Dataset content below:

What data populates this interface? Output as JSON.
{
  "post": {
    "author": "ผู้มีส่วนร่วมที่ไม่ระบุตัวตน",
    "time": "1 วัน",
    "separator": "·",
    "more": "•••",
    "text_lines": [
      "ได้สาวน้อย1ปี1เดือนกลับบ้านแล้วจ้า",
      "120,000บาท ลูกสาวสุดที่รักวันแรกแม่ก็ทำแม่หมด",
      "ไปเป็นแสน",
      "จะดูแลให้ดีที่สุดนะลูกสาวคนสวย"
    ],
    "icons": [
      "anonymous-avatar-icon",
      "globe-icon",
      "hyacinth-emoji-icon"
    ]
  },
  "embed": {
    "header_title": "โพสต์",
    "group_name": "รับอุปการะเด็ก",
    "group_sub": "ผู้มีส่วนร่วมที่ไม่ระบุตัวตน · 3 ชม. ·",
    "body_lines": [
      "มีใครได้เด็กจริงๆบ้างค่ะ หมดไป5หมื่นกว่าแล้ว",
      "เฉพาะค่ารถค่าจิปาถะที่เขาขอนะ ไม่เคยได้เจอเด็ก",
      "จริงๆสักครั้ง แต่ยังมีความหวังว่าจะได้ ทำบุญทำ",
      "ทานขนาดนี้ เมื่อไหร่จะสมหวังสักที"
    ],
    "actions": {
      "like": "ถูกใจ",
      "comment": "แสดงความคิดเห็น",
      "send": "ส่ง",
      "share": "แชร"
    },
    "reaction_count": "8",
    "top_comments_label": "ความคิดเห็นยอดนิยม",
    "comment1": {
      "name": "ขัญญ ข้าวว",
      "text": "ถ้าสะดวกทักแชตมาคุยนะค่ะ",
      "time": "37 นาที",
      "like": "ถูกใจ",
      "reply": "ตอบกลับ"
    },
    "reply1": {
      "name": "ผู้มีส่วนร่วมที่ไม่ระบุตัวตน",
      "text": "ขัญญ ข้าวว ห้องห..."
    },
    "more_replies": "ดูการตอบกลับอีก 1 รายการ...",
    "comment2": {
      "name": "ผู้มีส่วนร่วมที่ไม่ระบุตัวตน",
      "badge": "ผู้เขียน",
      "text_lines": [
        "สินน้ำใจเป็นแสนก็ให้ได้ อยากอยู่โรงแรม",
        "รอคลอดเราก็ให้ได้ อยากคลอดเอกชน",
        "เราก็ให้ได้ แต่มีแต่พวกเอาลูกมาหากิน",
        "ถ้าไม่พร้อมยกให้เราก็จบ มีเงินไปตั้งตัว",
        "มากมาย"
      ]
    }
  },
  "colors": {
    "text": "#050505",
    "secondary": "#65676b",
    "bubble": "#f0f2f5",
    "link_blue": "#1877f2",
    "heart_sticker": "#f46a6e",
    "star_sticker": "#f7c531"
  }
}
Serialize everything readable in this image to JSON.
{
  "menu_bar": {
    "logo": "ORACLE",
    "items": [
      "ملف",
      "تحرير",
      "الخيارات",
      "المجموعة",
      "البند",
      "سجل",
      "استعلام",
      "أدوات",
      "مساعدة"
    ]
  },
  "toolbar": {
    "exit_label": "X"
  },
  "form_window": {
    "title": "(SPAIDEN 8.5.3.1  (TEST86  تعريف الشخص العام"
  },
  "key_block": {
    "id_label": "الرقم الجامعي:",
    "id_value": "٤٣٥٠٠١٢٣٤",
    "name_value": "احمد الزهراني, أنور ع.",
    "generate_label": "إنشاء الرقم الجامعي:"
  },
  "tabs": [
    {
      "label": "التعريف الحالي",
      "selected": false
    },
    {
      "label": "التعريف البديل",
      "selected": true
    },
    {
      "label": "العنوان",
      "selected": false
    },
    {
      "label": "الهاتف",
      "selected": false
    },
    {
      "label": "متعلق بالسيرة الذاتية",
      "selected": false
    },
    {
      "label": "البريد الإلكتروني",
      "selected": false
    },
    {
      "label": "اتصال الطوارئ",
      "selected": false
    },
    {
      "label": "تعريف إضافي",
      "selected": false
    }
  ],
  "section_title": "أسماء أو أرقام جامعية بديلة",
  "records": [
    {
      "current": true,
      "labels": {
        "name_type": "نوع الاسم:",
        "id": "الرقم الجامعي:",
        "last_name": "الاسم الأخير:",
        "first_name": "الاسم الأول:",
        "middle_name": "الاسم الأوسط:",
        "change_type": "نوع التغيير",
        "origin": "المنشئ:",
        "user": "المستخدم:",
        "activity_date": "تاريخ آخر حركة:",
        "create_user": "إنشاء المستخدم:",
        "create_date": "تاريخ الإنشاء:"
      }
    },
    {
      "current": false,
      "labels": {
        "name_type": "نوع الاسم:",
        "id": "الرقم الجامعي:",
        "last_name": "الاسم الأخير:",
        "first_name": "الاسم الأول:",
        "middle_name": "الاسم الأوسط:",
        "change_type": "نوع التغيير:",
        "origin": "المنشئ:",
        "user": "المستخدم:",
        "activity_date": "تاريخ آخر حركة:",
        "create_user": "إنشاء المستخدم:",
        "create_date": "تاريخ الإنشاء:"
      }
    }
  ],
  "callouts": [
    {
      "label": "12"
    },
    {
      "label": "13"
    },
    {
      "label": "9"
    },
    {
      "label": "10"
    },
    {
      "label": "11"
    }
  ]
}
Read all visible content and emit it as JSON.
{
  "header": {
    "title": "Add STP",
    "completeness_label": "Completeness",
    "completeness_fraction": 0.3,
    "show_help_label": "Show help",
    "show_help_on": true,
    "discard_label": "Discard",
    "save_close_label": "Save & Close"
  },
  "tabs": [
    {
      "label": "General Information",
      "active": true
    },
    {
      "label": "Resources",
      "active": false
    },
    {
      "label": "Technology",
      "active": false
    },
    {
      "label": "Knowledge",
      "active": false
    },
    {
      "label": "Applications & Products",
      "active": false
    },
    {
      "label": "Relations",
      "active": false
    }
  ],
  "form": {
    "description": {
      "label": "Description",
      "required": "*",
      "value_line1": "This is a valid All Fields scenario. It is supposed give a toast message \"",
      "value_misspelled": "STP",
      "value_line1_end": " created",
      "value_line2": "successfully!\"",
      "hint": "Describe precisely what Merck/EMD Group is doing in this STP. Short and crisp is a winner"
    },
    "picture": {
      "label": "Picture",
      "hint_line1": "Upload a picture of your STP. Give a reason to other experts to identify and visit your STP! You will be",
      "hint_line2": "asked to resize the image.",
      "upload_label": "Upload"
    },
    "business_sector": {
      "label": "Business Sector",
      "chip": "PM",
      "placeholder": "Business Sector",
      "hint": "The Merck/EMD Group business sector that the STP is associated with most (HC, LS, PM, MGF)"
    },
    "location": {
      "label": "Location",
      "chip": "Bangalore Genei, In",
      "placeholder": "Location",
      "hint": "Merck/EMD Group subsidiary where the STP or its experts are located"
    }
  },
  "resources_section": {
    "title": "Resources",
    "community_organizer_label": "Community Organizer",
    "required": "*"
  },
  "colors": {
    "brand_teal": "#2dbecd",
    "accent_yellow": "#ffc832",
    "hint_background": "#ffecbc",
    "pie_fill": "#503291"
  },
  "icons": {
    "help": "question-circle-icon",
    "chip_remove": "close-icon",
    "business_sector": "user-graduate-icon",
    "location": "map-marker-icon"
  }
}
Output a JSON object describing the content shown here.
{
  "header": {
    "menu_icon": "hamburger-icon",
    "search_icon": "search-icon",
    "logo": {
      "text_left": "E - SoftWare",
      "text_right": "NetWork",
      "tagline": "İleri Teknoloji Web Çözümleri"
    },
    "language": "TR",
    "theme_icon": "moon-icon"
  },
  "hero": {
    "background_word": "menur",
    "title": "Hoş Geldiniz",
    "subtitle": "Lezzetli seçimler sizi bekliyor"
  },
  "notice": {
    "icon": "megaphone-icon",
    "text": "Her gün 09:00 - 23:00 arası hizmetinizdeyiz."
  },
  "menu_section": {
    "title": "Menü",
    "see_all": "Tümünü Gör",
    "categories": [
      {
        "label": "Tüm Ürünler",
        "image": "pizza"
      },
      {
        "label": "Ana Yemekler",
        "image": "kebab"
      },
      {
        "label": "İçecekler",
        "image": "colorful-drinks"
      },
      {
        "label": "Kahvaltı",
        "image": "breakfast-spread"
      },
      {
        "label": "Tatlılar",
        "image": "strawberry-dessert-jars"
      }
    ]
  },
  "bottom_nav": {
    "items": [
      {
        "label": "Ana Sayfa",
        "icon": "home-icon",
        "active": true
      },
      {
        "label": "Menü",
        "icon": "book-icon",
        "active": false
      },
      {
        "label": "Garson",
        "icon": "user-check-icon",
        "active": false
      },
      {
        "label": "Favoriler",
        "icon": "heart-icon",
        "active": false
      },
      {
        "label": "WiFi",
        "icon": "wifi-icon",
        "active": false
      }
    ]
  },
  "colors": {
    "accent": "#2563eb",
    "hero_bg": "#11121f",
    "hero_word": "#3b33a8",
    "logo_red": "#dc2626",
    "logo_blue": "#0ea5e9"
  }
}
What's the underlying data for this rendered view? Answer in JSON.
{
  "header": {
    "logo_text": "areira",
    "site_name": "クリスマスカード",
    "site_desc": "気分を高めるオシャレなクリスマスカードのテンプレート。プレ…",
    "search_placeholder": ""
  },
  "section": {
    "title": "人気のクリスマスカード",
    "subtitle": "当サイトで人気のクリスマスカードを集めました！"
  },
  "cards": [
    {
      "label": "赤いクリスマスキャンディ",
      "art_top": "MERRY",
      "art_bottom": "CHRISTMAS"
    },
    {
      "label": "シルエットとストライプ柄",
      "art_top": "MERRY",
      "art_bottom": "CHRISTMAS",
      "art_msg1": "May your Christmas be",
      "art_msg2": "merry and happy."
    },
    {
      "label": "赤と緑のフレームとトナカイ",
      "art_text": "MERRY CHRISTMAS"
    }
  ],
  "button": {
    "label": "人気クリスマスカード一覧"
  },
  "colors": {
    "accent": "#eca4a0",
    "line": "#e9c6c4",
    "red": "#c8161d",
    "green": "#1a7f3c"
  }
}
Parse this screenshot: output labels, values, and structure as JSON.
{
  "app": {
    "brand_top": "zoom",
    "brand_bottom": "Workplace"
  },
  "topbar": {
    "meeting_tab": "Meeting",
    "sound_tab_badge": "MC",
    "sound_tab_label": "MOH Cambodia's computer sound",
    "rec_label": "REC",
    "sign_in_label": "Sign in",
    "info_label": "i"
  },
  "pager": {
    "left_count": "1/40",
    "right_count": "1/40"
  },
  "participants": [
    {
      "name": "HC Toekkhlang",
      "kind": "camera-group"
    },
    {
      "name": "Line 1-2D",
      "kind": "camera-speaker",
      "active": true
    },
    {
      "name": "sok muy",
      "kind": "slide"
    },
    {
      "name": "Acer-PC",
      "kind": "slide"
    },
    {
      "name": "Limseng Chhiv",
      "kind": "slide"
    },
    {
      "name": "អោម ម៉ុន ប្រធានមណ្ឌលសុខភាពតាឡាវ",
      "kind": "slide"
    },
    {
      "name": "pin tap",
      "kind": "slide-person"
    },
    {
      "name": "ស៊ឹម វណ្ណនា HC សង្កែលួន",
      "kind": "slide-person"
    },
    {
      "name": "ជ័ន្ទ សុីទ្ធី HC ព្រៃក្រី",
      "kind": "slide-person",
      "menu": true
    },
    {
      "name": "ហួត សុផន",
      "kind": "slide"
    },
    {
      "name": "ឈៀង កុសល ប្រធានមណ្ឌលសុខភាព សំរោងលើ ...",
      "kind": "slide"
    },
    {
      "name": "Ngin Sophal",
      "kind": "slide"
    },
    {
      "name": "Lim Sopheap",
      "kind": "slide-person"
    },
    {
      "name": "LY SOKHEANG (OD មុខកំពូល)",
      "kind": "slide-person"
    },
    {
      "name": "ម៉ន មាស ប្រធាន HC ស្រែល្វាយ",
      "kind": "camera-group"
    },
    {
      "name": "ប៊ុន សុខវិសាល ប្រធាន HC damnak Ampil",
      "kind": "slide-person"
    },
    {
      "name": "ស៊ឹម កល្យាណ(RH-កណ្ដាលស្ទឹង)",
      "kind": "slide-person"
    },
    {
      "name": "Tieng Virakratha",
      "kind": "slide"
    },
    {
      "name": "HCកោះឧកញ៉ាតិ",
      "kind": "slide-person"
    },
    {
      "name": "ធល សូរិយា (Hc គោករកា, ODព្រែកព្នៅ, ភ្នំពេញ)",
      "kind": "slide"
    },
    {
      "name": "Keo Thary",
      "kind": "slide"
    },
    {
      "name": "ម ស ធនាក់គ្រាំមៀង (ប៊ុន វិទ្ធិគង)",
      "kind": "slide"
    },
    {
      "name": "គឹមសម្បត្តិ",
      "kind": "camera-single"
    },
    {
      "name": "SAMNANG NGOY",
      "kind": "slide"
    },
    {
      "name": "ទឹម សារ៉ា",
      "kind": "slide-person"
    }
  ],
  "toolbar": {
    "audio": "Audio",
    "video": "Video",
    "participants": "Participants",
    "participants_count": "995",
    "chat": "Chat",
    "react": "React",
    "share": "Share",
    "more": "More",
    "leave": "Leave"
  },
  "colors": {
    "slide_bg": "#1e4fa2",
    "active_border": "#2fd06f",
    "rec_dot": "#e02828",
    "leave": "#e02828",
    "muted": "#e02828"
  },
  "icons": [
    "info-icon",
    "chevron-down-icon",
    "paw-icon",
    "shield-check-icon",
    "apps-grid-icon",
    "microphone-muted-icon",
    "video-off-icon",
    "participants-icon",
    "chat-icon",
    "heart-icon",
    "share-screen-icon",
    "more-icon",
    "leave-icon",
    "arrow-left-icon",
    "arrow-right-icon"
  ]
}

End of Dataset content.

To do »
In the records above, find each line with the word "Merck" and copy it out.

The answer »
      "hint": "Describe precisely what Merck/EMD Group is doing in this STP. Short and crisp is a winner"
      "hint": "The Merck/EMD Group business sector that the STP is associated with most (HC, LS, PM, MGF)"
      "hint": "Merck/EMD Group subsidiary where the STP or its experts are located"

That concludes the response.